Copy, from the data below, each line that has the word "System".

> [Information given]
•••

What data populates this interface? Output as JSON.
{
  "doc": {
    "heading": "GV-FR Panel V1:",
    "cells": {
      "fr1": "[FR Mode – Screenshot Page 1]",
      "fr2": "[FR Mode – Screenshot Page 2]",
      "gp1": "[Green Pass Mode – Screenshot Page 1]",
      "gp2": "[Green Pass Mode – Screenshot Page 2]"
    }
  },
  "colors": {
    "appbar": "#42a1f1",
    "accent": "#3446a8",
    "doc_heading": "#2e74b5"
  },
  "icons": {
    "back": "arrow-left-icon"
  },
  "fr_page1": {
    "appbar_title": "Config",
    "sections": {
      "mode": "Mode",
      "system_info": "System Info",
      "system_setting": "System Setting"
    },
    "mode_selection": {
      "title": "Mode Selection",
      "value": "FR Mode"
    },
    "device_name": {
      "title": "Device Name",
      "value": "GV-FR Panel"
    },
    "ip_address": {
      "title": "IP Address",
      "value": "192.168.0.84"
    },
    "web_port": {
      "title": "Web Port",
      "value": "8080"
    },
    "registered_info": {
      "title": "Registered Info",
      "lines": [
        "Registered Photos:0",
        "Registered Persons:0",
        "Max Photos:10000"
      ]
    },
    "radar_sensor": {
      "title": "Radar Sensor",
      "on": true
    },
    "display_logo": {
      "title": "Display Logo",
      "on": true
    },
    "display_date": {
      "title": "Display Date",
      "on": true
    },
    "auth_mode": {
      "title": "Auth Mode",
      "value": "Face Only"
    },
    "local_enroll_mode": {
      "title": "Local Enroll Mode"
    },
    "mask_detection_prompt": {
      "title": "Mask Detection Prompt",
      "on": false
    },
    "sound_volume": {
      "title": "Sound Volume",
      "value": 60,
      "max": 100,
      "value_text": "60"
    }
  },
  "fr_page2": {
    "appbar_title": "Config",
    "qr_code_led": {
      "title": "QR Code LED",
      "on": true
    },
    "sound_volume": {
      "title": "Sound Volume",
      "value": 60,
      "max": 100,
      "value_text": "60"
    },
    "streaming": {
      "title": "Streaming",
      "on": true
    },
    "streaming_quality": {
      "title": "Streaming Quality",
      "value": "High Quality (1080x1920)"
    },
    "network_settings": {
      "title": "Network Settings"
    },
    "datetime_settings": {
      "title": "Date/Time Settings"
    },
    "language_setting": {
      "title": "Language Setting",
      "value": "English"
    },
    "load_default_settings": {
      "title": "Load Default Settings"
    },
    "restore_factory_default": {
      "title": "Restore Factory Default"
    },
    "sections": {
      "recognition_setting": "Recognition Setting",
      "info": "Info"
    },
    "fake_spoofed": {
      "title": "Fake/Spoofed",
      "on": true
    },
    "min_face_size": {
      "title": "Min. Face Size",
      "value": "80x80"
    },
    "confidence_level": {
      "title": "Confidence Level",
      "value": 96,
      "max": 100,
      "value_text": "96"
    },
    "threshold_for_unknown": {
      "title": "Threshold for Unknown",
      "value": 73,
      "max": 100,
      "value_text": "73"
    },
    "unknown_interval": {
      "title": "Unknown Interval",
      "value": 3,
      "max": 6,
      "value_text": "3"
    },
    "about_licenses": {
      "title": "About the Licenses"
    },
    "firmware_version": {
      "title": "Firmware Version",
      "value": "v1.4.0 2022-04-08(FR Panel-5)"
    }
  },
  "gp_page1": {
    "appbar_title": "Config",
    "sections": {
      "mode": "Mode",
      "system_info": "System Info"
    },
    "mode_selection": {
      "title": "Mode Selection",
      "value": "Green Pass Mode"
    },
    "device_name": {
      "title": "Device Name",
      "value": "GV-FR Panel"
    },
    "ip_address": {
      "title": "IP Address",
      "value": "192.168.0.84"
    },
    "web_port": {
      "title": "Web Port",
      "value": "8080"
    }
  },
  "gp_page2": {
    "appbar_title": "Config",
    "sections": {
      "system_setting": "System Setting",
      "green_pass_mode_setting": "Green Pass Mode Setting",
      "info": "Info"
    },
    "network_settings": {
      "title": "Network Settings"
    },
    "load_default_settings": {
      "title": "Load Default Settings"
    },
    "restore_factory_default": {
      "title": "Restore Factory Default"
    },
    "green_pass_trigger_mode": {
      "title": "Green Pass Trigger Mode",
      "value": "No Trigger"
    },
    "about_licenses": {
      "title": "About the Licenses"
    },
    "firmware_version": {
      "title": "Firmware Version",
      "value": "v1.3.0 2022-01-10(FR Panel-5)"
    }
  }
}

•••

> [Solution below]
      "system_info": "System Info",
      "system_setting": "System Setting"
      "system_info": "System Info"
      "system_setting": "System Setting",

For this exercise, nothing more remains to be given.